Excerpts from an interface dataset
=== Begin Enclosure ===

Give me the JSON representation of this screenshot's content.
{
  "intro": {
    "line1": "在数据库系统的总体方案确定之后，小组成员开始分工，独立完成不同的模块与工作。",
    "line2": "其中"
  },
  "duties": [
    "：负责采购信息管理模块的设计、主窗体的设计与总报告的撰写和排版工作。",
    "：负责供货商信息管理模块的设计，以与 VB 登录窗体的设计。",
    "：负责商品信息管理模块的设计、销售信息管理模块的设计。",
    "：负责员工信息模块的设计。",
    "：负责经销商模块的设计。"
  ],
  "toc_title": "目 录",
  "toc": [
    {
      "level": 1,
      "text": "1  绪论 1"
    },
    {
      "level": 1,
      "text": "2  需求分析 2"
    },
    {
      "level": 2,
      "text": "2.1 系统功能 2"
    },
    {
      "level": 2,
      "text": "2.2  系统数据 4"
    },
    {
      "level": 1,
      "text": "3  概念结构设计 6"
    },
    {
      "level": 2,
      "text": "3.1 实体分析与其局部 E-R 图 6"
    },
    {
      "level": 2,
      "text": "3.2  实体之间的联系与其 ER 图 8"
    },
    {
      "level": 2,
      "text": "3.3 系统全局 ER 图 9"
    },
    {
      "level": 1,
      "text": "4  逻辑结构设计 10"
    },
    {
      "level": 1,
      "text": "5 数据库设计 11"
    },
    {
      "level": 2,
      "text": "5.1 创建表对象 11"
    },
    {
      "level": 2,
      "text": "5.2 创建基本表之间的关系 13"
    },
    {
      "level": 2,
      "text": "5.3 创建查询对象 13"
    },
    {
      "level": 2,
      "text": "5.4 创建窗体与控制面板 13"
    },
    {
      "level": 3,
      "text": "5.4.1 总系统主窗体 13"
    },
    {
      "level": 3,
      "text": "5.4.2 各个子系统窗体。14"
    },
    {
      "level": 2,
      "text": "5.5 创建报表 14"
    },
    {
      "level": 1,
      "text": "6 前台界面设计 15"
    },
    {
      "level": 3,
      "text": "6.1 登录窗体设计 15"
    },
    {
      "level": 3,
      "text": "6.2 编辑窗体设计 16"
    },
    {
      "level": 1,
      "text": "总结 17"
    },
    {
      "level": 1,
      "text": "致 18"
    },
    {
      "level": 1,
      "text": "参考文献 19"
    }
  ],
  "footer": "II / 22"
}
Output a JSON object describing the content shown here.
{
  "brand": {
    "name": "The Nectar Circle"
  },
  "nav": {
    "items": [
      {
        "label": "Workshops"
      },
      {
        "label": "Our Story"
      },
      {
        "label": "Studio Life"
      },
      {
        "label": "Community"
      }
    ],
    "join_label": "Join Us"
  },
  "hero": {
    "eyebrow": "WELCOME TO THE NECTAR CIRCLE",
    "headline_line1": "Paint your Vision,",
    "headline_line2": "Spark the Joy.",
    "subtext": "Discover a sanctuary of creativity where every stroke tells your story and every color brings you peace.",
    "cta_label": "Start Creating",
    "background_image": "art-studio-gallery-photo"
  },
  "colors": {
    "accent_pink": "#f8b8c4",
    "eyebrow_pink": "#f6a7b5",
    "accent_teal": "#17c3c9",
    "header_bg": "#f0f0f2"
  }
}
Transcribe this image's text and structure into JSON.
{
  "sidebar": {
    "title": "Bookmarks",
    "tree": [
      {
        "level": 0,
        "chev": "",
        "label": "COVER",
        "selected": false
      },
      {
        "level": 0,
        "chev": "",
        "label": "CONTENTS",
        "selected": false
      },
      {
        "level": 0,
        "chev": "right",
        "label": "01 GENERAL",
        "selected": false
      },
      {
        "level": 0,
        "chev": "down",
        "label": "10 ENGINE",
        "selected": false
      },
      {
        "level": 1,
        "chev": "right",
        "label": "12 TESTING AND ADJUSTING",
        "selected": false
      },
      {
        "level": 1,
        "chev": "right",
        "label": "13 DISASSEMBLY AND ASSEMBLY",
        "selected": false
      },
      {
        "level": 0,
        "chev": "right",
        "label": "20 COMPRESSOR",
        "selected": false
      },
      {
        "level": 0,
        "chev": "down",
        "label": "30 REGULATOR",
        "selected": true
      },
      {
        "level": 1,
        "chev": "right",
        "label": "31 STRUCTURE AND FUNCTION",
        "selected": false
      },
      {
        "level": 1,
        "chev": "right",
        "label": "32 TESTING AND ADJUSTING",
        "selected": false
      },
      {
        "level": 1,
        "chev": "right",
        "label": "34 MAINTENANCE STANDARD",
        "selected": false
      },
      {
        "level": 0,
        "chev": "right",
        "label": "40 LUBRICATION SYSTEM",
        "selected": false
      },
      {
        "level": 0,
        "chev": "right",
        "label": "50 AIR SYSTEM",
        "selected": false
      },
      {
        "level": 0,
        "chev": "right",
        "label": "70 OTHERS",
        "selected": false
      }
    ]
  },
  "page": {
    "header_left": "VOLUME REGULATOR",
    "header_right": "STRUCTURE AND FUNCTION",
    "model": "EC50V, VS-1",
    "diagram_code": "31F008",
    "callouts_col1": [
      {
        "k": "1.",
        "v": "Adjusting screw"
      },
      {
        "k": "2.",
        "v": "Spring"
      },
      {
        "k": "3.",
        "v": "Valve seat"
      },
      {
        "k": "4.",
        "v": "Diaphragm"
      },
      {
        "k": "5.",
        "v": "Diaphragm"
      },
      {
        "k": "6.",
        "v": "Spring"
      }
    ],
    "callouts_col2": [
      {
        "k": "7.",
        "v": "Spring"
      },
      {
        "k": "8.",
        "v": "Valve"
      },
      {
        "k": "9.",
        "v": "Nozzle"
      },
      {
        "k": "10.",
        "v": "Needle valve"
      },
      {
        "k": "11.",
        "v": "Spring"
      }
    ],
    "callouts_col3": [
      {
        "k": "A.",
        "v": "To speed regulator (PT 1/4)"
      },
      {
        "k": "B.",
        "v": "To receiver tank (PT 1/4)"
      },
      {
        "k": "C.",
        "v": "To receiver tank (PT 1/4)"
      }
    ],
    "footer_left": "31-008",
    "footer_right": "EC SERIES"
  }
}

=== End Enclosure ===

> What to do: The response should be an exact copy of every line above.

> Answer to the problem:
Give me the JSON representation of this screenshot's content.
{
  "intro": {
    "line1": "在数据库系统的总体方案确定之后，小组成员开始分工，独立完成不同的模块与工作。",
    "line2": "其中"
  },
  "duties": [
    "：负责采购信息管理模块的设计、主窗体的设计与总报告的撰写和排版工作。",
    "：负责供货商信息管理模块的设计，以与 VB 登录窗体的设计。",
    "：负责商品信息管理模块的设计、销售信息管理模块的设计。",
    "：负责员工信息模块的设计。",
    "：负责经销商模块的设计。"
  ],
  "toc_title": "目 录",
  "toc": [
    {
      "level": 1,
      "text": "1  绪论 1"
    },
    {
      "level": 1,
      "text": "2  需求分析 2"
    },
    {
      "level": 2,
      "text": "2.1 系统功能 2"
    },
    {
      "level": 2,
      "text": "2.2  系统数据 4"
    },
    {
      "level": 1,
      "text": "3  概念结构设计 6"
    },
    {
      "level": 2,
      "text": "3.1 实体分析与其局部 E-R 图 6"
    },
    {
      "level": 2,
      "text": "3.2  实体之间的联系与其 ER 图 8"
    },
    {
      "level": 2,
      "text": "3.3 系统全局 ER 图 9"
    },
    {
      "level": 1,
      "text": "4  逻辑结构设计 10"
    },
    {
      "level": 1,
      "text": "5 数据库设计 11"
    },
    {
      "level": 2,
      "text": "5.1 创建表对象 11"
    },
    {
      "level": 2,
      "text": "5.2 创建基本表之间的关系 13"
    },
    {
      "level": 2,
      "text": "5.3 创建查询对象 13"
    },
    {
      "level": 2,
      "text": "5.4 创建窗体与控制面板 13"
    },
    {
      "level": 3,
      "text": "5.4.1 总系统主窗体 13"
    },
    {
      "level": 3,
      "text": "5.4.2 各个子系统窗体。14"
    },
    {
      "level": 2,
      "text": "5.5 创建报表 14"
    },
    {
      "level": 1,
      "text": "6 前台界面设计 15"
    },
    {
      "level": 3,
      "text": "6.1 登录窗体设计 15"
    },
    {
      "level": 3,
      "text": "6.2 编辑窗体设计 16"
    },
    {
      "level": 1,
      "text": "总结 17"
    },
    {
      "level": 1,
      "text": "致 18"
    },
    {
      "level": 1,
      "text": "参考文献 19"
    }
  ],
  "footer": "II / 22"
}
Output a JSON object describing the content shown here.
{
  "brand": {
    "name": "The Nectar Circle"
  },
  "nav": {
    "items": [
      {
        "label": "Workshops"
      },
      {
        "label": "Our Story"
      },
      {
        "label": "Studio Life"
      },
      {
        "label": "Community"
      }
    ],
    "join_label": "Join Us"
  },
  "hero": {
    "eyebrow": "WELCOME TO THE NECTAR CIRCLE",
    "headline_line1": "Paint your Vision,",
    "headline_line2": "Spark the Joy.",
    "subtext": "Discover a sanctuary of creativity where every stroke tells your story and every color brings you peace.",
    "cta_label": "Start Creating",
    "background_image": "art-studio-gallery-photo"
  },
  "colors": {
    "accent_pink": "#f8b8c4",
    "eyebrow_pink": "#f6a7b5",
    "accent_teal": "#17c3c9",
    "header_bg": "#f0f0f2"
  }
}
Transcribe this image's text and structure into JSON.
{
  "sidebar": {
    "title": "Bookmarks",
    "tree": [
      {
        "level": 0,
        "chev": "",
        "label": "COVER",
        "selected": false
      },
      {
        "level": 0,
        "chev": "",
        "label": "CONTENTS",
        "selected": false
      },
      {
        "level": 0,
        "chev": "right",
        "label": "01 GENERAL",
        "selected": false
      },
      {
        "level": 0,
        "chev": "down",
        "label": "10 ENGINE",
        "selected": false
      },
      {
        "level": 1,
        "chev": "right",
        "label": "12 TESTING AND ADJUSTING",
        "selected": false
      },
      {
        "level": 1,
        "chev": "right",
        "label": "13 DISASSEMBLY AND ASSEMBLY",
        "selected": false
      },
      {
        "level": 0,
        "chev": "right",
        "label": "20 COMPRESSOR",
        "selected": false
      },
      {
        "level": 0,
        "chev": "down",
        "label": "30 REGULATOR",
        "selected": true
      },
      {
        "level": 1,
        "chev": "right",
        "label": "31 STRUCTURE AND FUNCTION",
        "selected": false
      },
      {
        "level": 1,
        "chev": "right",
        "label": "32 TESTING AND ADJUSTING",
        "selected": false
      },
      {
        "level": 1,
        "chev": "right",
        "label": "34 MAINTENANCE STANDARD",
        "selected": false
      },
      {
        "level": 0,
        "chev": "right",
        "label": "40 LUBRICATION SYSTEM",
        "selected": false
      },
      {
        "level": 0,
        "chev": "right",
        "label": "50 AIR SYSTEM",
        "selected": false
      },
      {
        "level": 0,
        "chev": "right",
        "label": "70 OTHERS",
        "selected": false
      }
    ]
  },
  "page": {
    "header_left": "VOLUME REGULATOR",
    "header_right": "STRUCTURE AND FUNCTION",
    "model": "EC50V, VS-1",
    "diagram_code": "31F008",
    "callouts_col1": [
      {
        "k": "1.",
        "v": "Adjusting screw"
      },
      {
        "k": "2.",
        "v": "Spring"
      },
      {
        "k": "3.",
        "v": "Valve seat"
      },
      {
        "k": "4.",
        "v": "Diaphragm"
      },
      {
        "k": "5.",
        "v": "Diaphragm"
      },
      {
        "k": "6.",
        "v": "Spring"
      }
    ],
    "callouts_col2": [
      {
        "k": "7.",
        "v": "Spring"
      },
      {
        "k": "8.",
        "v": "Valve"
      },
      {
        "k": "9.",
        "v": "Nozzle"
      },
      {
        "k": "10.",
        "v": "Needle valve"
      },
      {
        "k": "11.",
        "v": "Spring"
      }
    ],
    "callouts_col3": [
      {
        "k": "A.",
        "v": "To speed regulator (PT 1/4)"
      },
      {
        "k": "B.",
        "v": "To receiver tank (PT 1/4)"
      },
      {
        "k": "C.",
        "v": "To receiver tank (PT 1/4)"
      }
    ],
    "footer_left": "31-008",
    "footer_right": "EC SERIES"
  }
}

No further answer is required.